In becoming parents, we oftentimes accept the silent assumptions that are made by our culture of what that's supposed to look like. An "ideal" parent, for example, seems to live in a blissful state of sacrifice, made happy by the sheer existence of their child, doing their best to take on their responsibilities according to whatever parenting technique may be in vogue at the time (see the book "Our Babies, Ourselves: How Biology and Culture Shape the Way We Parent" for some great writing on this subject).

Cracks in our ability to do that, made visible in mixed company or in the necessary public outings we sometimes have to make, can be harshly judged by strangers and other parents alike, as if our take on parenting is expected to be at top notch regardless of our surroundings or the context. Paradoxically, depending on your audience, different values will be upheld, and surprisingly, people oftentimes feel little need to censor their comments

The NICU parent, by virtue of their baby's traumatic entrance to the world, has a unique set of expectations placed upon them, in addition to a unique set of stresses. I remember when my son had terrible colic symptoms after discharge, which caused him to cry for numerous hours a day every day for months, of feeling like I wasn't grateful enough to have him home, that I was taking his health for granted, that I shouldn't feel depressed or anxious because, after all, he was out of the NICU. What else could possibly be as serious as that?  The depression, the haunting memories of the NICU that often flared up over the course of his entire first year-- how could I let those things overshadow the fact that he survived, that he was with me, that at any moment I could hug him? The fact that we were on quarantine to prevent infection, keeping us away from any kind of meetup groups or any kind of regular support from other parents didn't help matters much.  The guilt and shame that had accompanied his NICU stay carried on throughout his first year, in the form of my own expectation for myself that I should be happy and grateful, that struggles with emotional challenges were selfish or pointless. 

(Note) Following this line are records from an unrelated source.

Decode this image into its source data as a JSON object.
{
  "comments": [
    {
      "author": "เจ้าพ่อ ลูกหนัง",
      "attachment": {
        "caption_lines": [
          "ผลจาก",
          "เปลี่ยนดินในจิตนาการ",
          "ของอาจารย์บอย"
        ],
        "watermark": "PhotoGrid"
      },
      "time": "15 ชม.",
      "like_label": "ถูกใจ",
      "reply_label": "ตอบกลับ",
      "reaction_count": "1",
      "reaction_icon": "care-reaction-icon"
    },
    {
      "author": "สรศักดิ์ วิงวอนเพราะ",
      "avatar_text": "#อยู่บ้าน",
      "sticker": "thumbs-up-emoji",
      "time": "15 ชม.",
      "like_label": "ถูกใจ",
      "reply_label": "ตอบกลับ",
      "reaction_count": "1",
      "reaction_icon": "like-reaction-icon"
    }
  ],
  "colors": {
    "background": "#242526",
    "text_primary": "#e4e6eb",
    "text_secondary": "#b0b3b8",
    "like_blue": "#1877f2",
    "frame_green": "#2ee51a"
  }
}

The NICU parent has to contend with the very real effects of trauma long after the discharge paperwork for their baby is signed. It's suspected that a staggering number, between 21-23%, of NICU parents have symptoms of PTSD. It's been found that amongst NICU dads, late-onset PTSD is common, cropping up sometimes as long as 6 months after the baby is home from the hospital (as a result, PTSD amongst NICU dads is underreported and difficult to measure). For moms and dads, untreated emotional trauma can wreak havoc on their ability to connect with their child or with each other well into the first few years of their child's life, and sometimes beyond. The very harsh experience of witnessing your child fight for their life can have profound influence on one's emotional health, and too often, no space is made for parents to grieve the experience, to put a name to what they lost, and to integrate that into their lives. Compounding that experience is the fact that NICU parents also have to deal with the very real threat that their child may have disabilities or health issues related to their prematurity or the medical issues that led to their NICU stay. 

As such, the NICU parent is not only held up to the expectation to be blissfully happy with their circumstances (sometimes, as it was in my case, by themselves), but they're contending with very serious, very real issues due to the fact that they were faced with an unpredictable, challenging, and in some ways emotionally devastating circumstance. With an implicit cultural assumption that parenting should be a joyous thing, too often we are silenced, and prevented from speaking to the struggles we may be contending with privately, afraid of the dark shadow that something like "mental health" might cast over our experiences. 

In resisting this silence, it becomes evident how powerful it can be for NICU parents (and parents in general!) to speak to the struggles they've had in parenting after discharge, to give a voice for others who may be too frightened to express it. In honor of Mental Health Awareness week, I'd like to make this a safe space to share your struggles as a parent, where you've gotten to with it, and if there has been any thing that's given you reprieve. Have you connected with other parents yet? How have you healed from your NICU experience? How would you like to see things change for others struggling with the same thing?